> Available data
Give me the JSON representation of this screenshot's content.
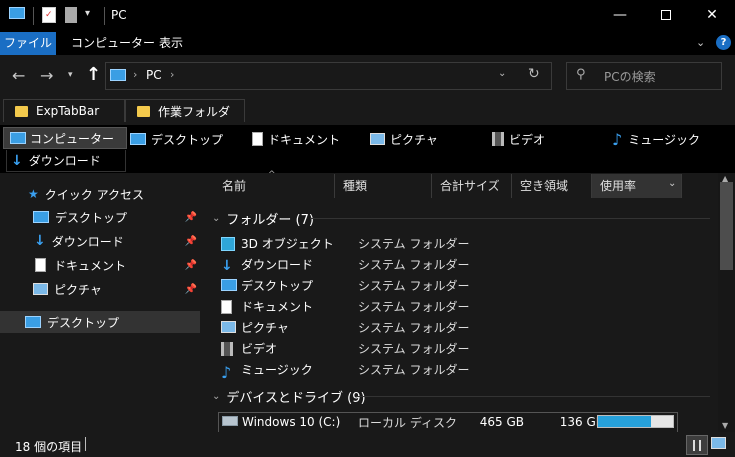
{
  "window": {
    "title": "PC"
  },
  "ribbon": {
    "tabs": [
      "ファイル",
      "コンピューター",
      "表示"
    ]
  },
  "address": {
    "crumb": "PC",
    "search_placeholder": "PCの検索"
  },
  "tabbar": {
    "tabs": [
      "ExpTabBar",
      "作業フォルダ"
    ]
  },
  "linkbar": {
    "items": [
      "コンピューター",
      "デスクトップ",
      "ドキュメント",
      "ピクチャ",
      "ビデオ",
      "ミュージック",
      "ダウンロード"
    ]
  },
  "navpane": {
    "quick_access": "クイック アクセス",
    "items": [
      "デスクトップ",
      "ダウンロード",
      "ドキュメント",
      "ピクチャ"
    ],
    "selected": "デスクトップ"
  },
  "columns": [
    "名前",
    "種類",
    "合計サイズ",
    "空き領域",
    "使用率"
  ],
  "folders_group": "フォルダー (7)",
  "folders": [
    {
      "name": "3D オブジェクト",
      "type": "システム フォルダー",
      "icon": "cube-icon"
    },
    {
      "name": "ダウンロード",
      "type": "システム フォルダー",
      "icon": "download-icon"
    },
    {
      "name": "デスクトップ",
      "type": "システム フォルダー",
      "icon": "desktop-icon"
    },
    {
      "name": "ドキュメント",
      "type": "システム フォルダー",
      "icon": "document-icon"
    },
    {
      "name": "ピクチャ",
      "type": "システム フォルダー",
      "icon": "picture-icon"
    },
    {
      "name": "ビデオ",
      "type": "システム フォルダー",
      "icon": "video-icon"
    },
    {
      "name": "ミュージック",
      "type": "システム フォルダー",
      "icon": "music-icon"
    }
  ],
  "drives_group": "デバイスとドライブ (9)",
  "drives": [
    {
      "name": "Windows 10 (C:)",
      "type": "ローカル ディスク",
      "total": "465 GB",
      "free": "136 GB",
      "usage_fraction": 0.71
    }
  ],
  "status": {
    "count": "18 個の項目"
  },
  "colors": {
    "accent": "#1a6ec4",
    "usage_bar": "#26a0da"
  }
}
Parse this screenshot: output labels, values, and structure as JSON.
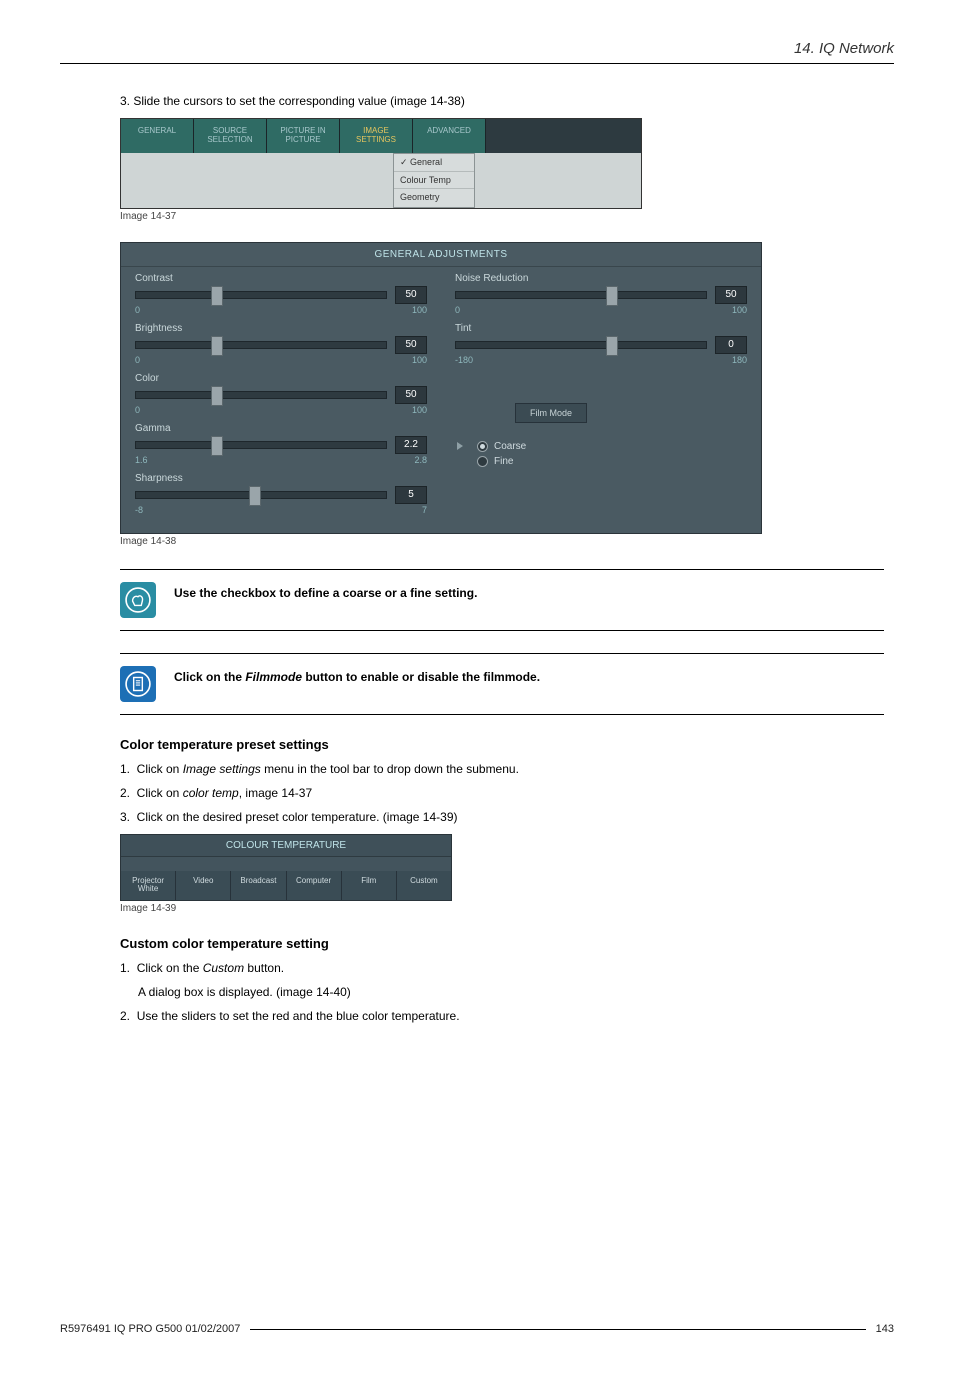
{
  "header": {
    "title": "14.  IQ Network"
  },
  "intro_step": "3.  Slide the cursors to set the corresponding value (image 14-38)",
  "img37": {
    "caption": "Image 14-37",
    "tabs": [
      "GENERAL",
      "SOURCE SELECTION",
      "PICTURE IN PICTURE",
      "IMAGE SETTINGS",
      "ADVANCED"
    ],
    "active_tab_index": 3,
    "dropdown": [
      "General",
      "Colour Temp",
      "Geometry"
    ]
  },
  "img38": {
    "caption": "Image 14-38",
    "panel_title": "GENERAL ADJUSTMENTS",
    "left_sliders": [
      {
        "label": "Contrast",
        "value": "50",
        "min": "0",
        "max": "100",
        "pos": 30
      },
      {
        "label": "Brightness",
        "value": "50",
        "min": "0",
        "max": "100",
        "pos": 30
      },
      {
        "label": "Color",
        "value": "50",
        "min": "0",
        "max": "100",
        "pos": 30
      },
      {
        "label": "Gamma",
        "value": "2.2",
        "min": "1.6",
        "max": "2.8",
        "pos": 30
      },
      {
        "label": "Sharpness",
        "value": "5",
        "min": "-8",
        "max": "7",
        "pos": 45
      }
    ],
    "right_sliders": [
      {
        "label": "Noise Reduction",
        "value": "50",
        "min": "0",
        "max": "100",
        "pos": 60
      },
      {
        "label": "Tint",
        "value": "0",
        "min": "-180",
        "max": "180",
        "pos": 60
      }
    ],
    "film_button": "Film Mode",
    "radio_coarse": "Coarse",
    "radio_fine": "Fine"
  },
  "note1": {
    "text": "Use the checkbox to define a coarse or a fine setting."
  },
  "note2": {
    "prefix": "Click on the ",
    "em": "Filmmode",
    "suffix": " button to enable or disable the filmmode."
  },
  "section_ct_preset": {
    "heading": "Color temperature preset settings",
    "steps_plain": [
      {
        "n": "1.",
        "before": "Click on ",
        "em": "Image settings",
        "after": " menu in the tool bar to drop down the submenu."
      },
      {
        "n": "2.",
        "before": "Click on ",
        "em": "color temp",
        "after": ", image 14-37"
      },
      {
        "n": "3.",
        "before": "Click on the desired preset color temperature.  (image 14-39)",
        "em": "",
        "after": ""
      }
    ]
  },
  "img39": {
    "caption": "Image 14-39",
    "panel_title": "COLOUR TEMPERATURE",
    "buttons": [
      "Projector White",
      "Video",
      "Broadcast",
      "Computer",
      "Film",
      "Custom"
    ]
  },
  "section_ct_custom": {
    "heading": "Custom color temperature setting",
    "step1_before": "Click on the ",
    "step1_em": "Custom",
    "step1_after": " button.",
    "step1_sub": "A dialog box is displayed.  (image 14-40)",
    "step2": "Use the sliders to set the red and the blue color temperature."
  },
  "footer": {
    "left": "R5976491  IQ PRO G500  01/02/2007",
    "right": "143"
  }
}
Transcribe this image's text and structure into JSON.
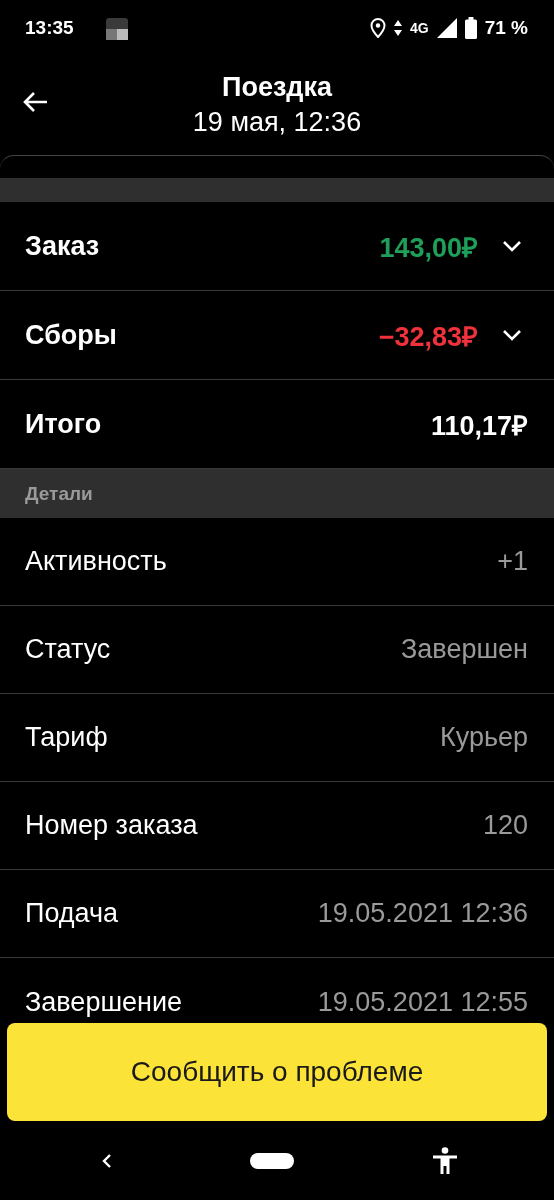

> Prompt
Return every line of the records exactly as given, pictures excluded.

> Answer for this exercise
Give me the JSON representation of this screenshot's content.
{
  "window": {
    "title": "PC"
  },
  "ribbon": {
    "tabs": [
      "ファイル",
      "コンピューター",
      "表示"
    ]
  },
  "address": {
    "crumb": "PC",
    "search_placeholder": "PCの検索"
  },
  "tabbar": {
    "tabs": [
      "ExpTabBar",
      "作業フォルダ"
    ]
  },
  "linkbar": {
    "items": [
      "コンピューター",
      "デスクトップ",
      "ドキュメント",
      "ピクチャ",
      "ビデオ",
      "ミュージック",
      "ダウンロード"
    ]
  },
  "navpane": {
    "quick_access": "クイック アクセス",
    "items": [
      "デスクトップ",
      "ダウンロード",
      "ドキュメント",
      "ピクチャ"
    ],
    "selected": "デスクトップ"
  },
  "columns": [
    "名前",
    "種類",
    "合計サイズ",
    "空き領域",
    "使用率"
  ],
  "folders_group": "フォルダー (7)",
  "folders": [
    {
      "name": "3D オブジェクト",
      "type": "システム フォルダー",
      "icon": "cube-icon"
    },
    {
      "name": "ダウンロード",
      "type": "システム フォルダー",
      "icon": "download-icon"
    },
    {
      "name": "デスクトップ",
      "type": "システム フォルダー",
      "icon": "desktop-icon"
    },
    {
      "name": "ドキュメント",
      "type": "システム フォルダー",
      "icon": "document-icon"
    },
    {
      "name": "ピクチャ",
      "type": "システム フォルダー",
      "icon": "picture-icon"
    },
    {
      "name": "ビデオ",
      "type": "システム フォルダー",
      "icon": "video-icon"
    },
    {
      "name": "ミュージック",
      "type": "システム フォルダー",
      "icon": "music-icon"
    }
  ],
  "drives_group": "デバイスとドライブ (9)",
  "drives": [
    {
      "name": "Windows 10 (C:)",
      "type": "ローカル ディスク",
      "total": "465 GB",
      "free": "136 GB",
      "usage_fraction": 0.71
    }
  ],
  "status": {
    "count": "18 個の項目"
  },
  "colors": {
    "accent": "#1a6ec4",
    "usage_bar": "#26a0da"
  }
}
Parse this screenshot: output labels, values, and structure as JSON.
{
  "header": {
    "title": "14.  IQ Network"
  },
  "intro_step": "3.  Slide the cursors to set the corresponding value (image 14-38)",
  "img37": {
    "caption": "Image 14-37",
    "tabs": [
      "GENERAL",
      "SOURCE SELECTION",
      "PICTURE IN PICTURE",
      "IMAGE SETTINGS",
      "ADVANCED"
    ],
    "active_tab_index": 3,
    "dropdown": [
      "General",
      "Colour Temp",
      "Geometry"
    ]
  },
  "img38": {
    "caption": "Image 14-38",
    "panel_title": "GENERAL ADJUSTMENTS",
    "left_sliders": [
      {
        "label": "Contrast",
        "value": "50",
        "min": "0",
        "max": "100",
        "pos": 30
      },
      {
        "label": "Brightness",
        "value": "50",
        "min": "0",
        "max": "100",
        "pos": 30
      },
      {
        "label": "Color",
        "value": "50",
        "min": "0",
        "max": "100",
        "pos": 30
      },
      {
        "label": "Gamma",
        "value": "2.2",
        "min": "1.6",
        "max": "2.8",
        "pos": 30
      },
      {
        "label": "Sharpness",
        "value": "5",
        "min": "-8",
        "max": "7",
        "pos": 45
      }
    ],
    "right_sliders": [
      {
        "label": "Noise Reduction",
        "value": "50",
        "min": "0",
        "max": "100",
        "pos": 60
      },
      {
        "label": "Tint",
        "value": "0",
        "min": "-180",
        "max": "180",
        "pos": 60
      }
    ],
    "film_button": "Film Mode",
    "radio_coarse": "Coarse",
    "radio_fine": "Fine"
  },
  "note1": {
    "text": "Use the checkbox to define a coarse or a fine setting."
  },
  "note2": {
    "prefix": "Click on the ",
    "em": "Filmmode",
    "suffix": " button to enable or disable the filmmode."
  },
  "section_ct_preset": {
    "heading": "Color temperature preset settings",
    "steps_plain": [
      {
        "n": "1.",
        "before": "Click on ",
        "em": "Image settings",
        "after": " menu in the tool bar to drop down the submenu."
      },
      {
        "n": "2.",
        "before": "Click on ",
        "em": "color temp",
        "after": ", image 14-37"
      },
      {
        "n": "3.",
        "before": "Click on the desired preset color temperature.  (image 14-39)",
        "em": "",
        "after": ""
      }
    ]
  },
  "img39": {
    "caption": "Image 14-39",
    "panel_title": "COLOUR TEMPERATURE",
    "buttons": [
      "Projector White",
      "Video",
      "Broadcast",
      "Computer",
      "Film",
      "Custom"
    ]
  },
  "section_ct_custom": {
    "heading": "Custom color temperature setting",
    "step1_before": "Click on the ",
    "step1_em": "Custom",
    "step1_after": " button.",
    "step1_sub": "A dialog box is displayed.  (image 14-40)",
    "step2": "Use the sliders to set the red and the blue color temperature."
  },
  "footer": {
    "left": "R5976491  IQ PRO G500  01/02/2007",
    "right": "143"
  }
}
Transcribe this image's text and structure into JSON.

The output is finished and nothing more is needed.